→ Task to carry out:
Drop the pictures and repeat the remaining data exactly.

→ Exercise material:
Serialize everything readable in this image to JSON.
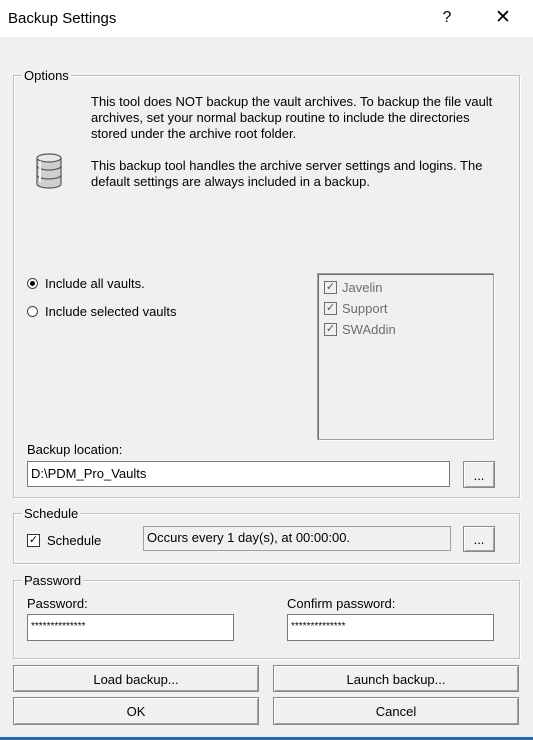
{
  "window": {
    "title": "Backup Settings",
    "help_label": "?",
    "close_label": "✕"
  },
  "options": {
    "legend": "Options",
    "info_line1": "This tool does NOT backup the vault archives. To backup the file vault archives, set your normal backup routine to include the directories stored under the archive root folder.",
    "info_line2": "This backup tool handles the archive server settings and logins. The default settings are always included in a backup.",
    "include_all_label": "Include all vaults.",
    "include_all_selected": true,
    "include_selected_label": "Include selected vaults",
    "include_selected_selected": false,
    "vaults": [
      {
        "name": "Javelin",
        "checked": true
      },
      {
        "name": "Support",
        "checked": true
      },
      {
        "name": "SWAddin",
        "checked": true
      }
    ],
    "backup_location_label": "Backup location:",
    "backup_location_value": "D:\\PDM_Pro_Vaults",
    "browse_label": "..."
  },
  "schedule": {
    "legend": "Schedule",
    "checkbox_label": "Schedule",
    "checked": true,
    "description": "Occurs every 1 day(s), at 00:00:00.",
    "edit_label": "..."
  },
  "password": {
    "legend": "Password",
    "password_label": "Password:",
    "password_value": "**************",
    "confirm_label": "Confirm password:",
    "confirm_value": "**************"
  },
  "buttons": {
    "load_backup": "Load backup...",
    "launch_backup": "Launch backup...",
    "ok": "OK",
    "cancel": "Cancel"
  }
}
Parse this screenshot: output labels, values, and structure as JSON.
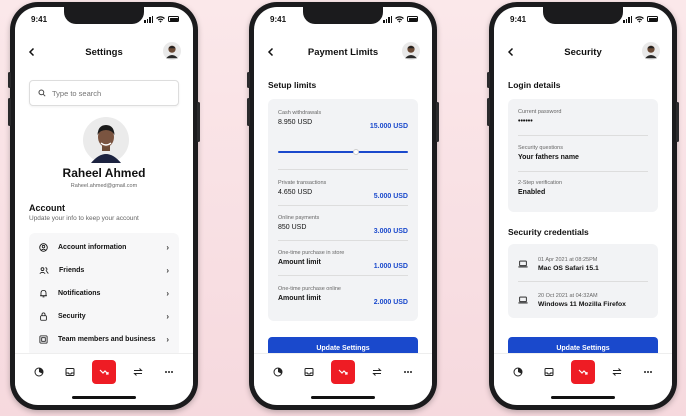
{
  "status_time": "9:41",
  "colors": {
    "accent": "#1a49cc",
    "active_tab": "#ee1c24",
    "background": "#fbe8ea"
  },
  "tabbar": {
    "icons": [
      "pie-chart-icon",
      "inbox-icon",
      "chart-trend-icon",
      "transfer-icon",
      "more-icon"
    ]
  },
  "settings": {
    "title": "Settings",
    "search_placeholder": "Type to search",
    "profile_name": "Raheel Ahmed",
    "profile_email": "Raheel.ahmed@gmail.com",
    "account_heading": "Account",
    "account_subtitle": "Update your info to keep your account",
    "menu": [
      {
        "label": "Account information",
        "icon": "user-circle-icon"
      },
      {
        "label": "Friends",
        "icon": "users-icon"
      },
      {
        "label": "Notifications",
        "icon": "bell-icon"
      },
      {
        "label": "Security",
        "icon": "lock-icon"
      },
      {
        "label": "Team members and business",
        "icon": "id-card-icon"
      }
    ]
  },
  "payment": {
    "title": "Payment Limits",
    "section": "Setup limits",
    "cash": {
      "label": "Cash withdrawals",
      "value": "8.950 USD",
      "limit": "15.000 USD",
      "slider_fraction": 0.6
    },
    "items": [
      {
        "label": "Private transactions",
        "value": "4.650 USD",
        "limit": "5.000 USD"
      },
      {
        "label": "Online payments",
        "value": "850 USD",
        "limit": "3.000 USD"
      },
      {
        "label": "One-time purchase in store",
        "value": "Amount limit",
        "limit": "1.000 USD"
      },
      {
        "label": "One-time purchase online",
        "value": "Amount limit",
        "limit": "2.000 USD"
      }
    ],
    "button": "Update Settings"
  },
  "security": {
    "title": "Security",
    "login_heading": "Login details",
    "login_rows": [
      {
        "label": "Current password",
        "value": "••••••"
      },
      {
        "label": "Security questions",
        "value": "Your fathers name"
      },
      {
        "label": "2-Step verification",
        "value": "Enabled"
      }
    ],
    "credentials_heading": "Security credentials",
    "devices": [
      {
        "date": "01 Apr 2021 at 08:25PM",
        "name": "Mac OS Safari 15.1"
      },
      {
        "date": "20 Oct 2021 at 04:32AM",
        "name": "Windows 11 Mozilla Firefox"
      }
    ],
    "button": "Update Settings"
  }
}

→ The completed task:
Serialize everything readable in this image to JSON.
{
  "window": {
    "title": "Backup Settings",
    "help_label": "?",
    "close_label": "✕"
  },
  "options": {
    "legend": "Options",
    "info_line1": "This tool does NOT backup the vault archives. To backup the file vault archives, set your normal backup routine to include the directories stored under the archive root folder.",
    "info_line2": "This backup tool handles the archive server settings and logins. The default settings are always included in a backup.",
    "include_all_label": "Include all vaults.",
    "include_all_selected": true,
    "include_selected_label": "Include selected vaults",
    "include_selected_selected": false,
    "vaults": [
      {
        "name": "Javelin",
        "checked": true
      },
      {
        "name": "Support",
        "checked": true
      },
      {
        "name": "SWAddin",
        "checked": true
      }
    ],
    "backup_location_label": "Backup location:",
    "backup_location_value": "D:\\PDM_Pro_Vaults",
    "browse_label": "..."
  },
  "schedule": {
    "legend": "Schedule",
    "checkbox_label": "Schedule",
    "checked": true,
    "description": "Occurs every 1 day(s), at 00:00:00.",
    "edit_label": "..."
  },
  "password": {
    "legend": "Password",
    "password_label": "Password:",
    "password_value": "**************",
    "confirm_label": "Confirm password:",
    "confirm_value": "**************"
  },
  "buttons": {
    "load_backup": "Load backup...",
    "launch_backup": "Launch backup...",
    "ok": "OK",
    "cancel": "Cancel"
  }
}
Parse this screenshot: output labels, values, and structure as JSON.
{
  "status_time": "9:41",
  "colors": {
    "accent": "#1a49cc",
    "active_tab": "#ee1c24",
    "background": "#fbe8ea"
  },
  "tabbar": {
    "icons": [
      "pie-chart-icon",
      "inbox-icon",
      "chart-trend-icon",
      "transfer-icon",
      "more-icon"
    ]
  },
  "settings": {
    "title": "Settings",
    "search_placeholder": "Type to search",
    "profile_name": "Raheel Ahmed",
    "profile_email": "Raheel.ahmed@gmail.com",
    "account_heading": "Account",
    "account_subtitle": "Update your info to keep your account",
    "menu": [
      {
        "label": "Account information",
        "icon": "user-circle-icon"
      },
      {
        "label": "Friends",
        "icon": "users-icon"
      },
      {
        "label": "Notifications",
        "icon": "bell-icon"
      },
      {
        "label": "Security",
        "icon": "lock-icon"
      },
      {
        "label": "Team members and business",
        "icon": "id-card-icon"
      }
    ]
  },
  "payment": {
    "title": "Payment Limits",
    "section": "Setup limits",
    "cash": {
      "label": "Cash withdrawals",
      "value": "8.950 USD",
      "limit": "15.000 USD",
      "slider_fraction": 0.6
    },
    "items": [
      {
        "label": "Private transactions",
        "value": "4.650 USD",
        "limit": "5.000 USD"
      },
      {
        "label": "Online payments",
        "value": "850 USD",
        "limit": "3.000 USD"
      },
      {
        "label": "One-time purchase in store",
        "value": "Amount limit",
        "limit": "1.000 USD"
      },
      {
        "label": "One-time purchase online",
        "value": "Amount limit",
        "limit": "2.000 USD"
      }
    ],
    "button": "Update Settings"
  },
  "security": {
    "title": "Security",
    "login_heading": "Login details",
    "login_rows": [
      {
        "label": "Current password",
        "value": "••••••"
      },
      {
        "label": "Security questions",
        "value": "Your fathers name"
      },
      {
        "label": "2-Step verification",
        "value": "Enabled"
      }
    ],
    "credentials_heading": "Security credentials",
    "devices": [
      {
        "date": "01 Apr 2021 at 08:25PM",
        "name": "Mac OS Safari 15.1"
      },
      {
        "date": "20 Oct 2021 at 04:32AM",
        "name": "Windows 11 Mozilla Firefox"
      }
    ],
    "button": "Update Settings"
  }
}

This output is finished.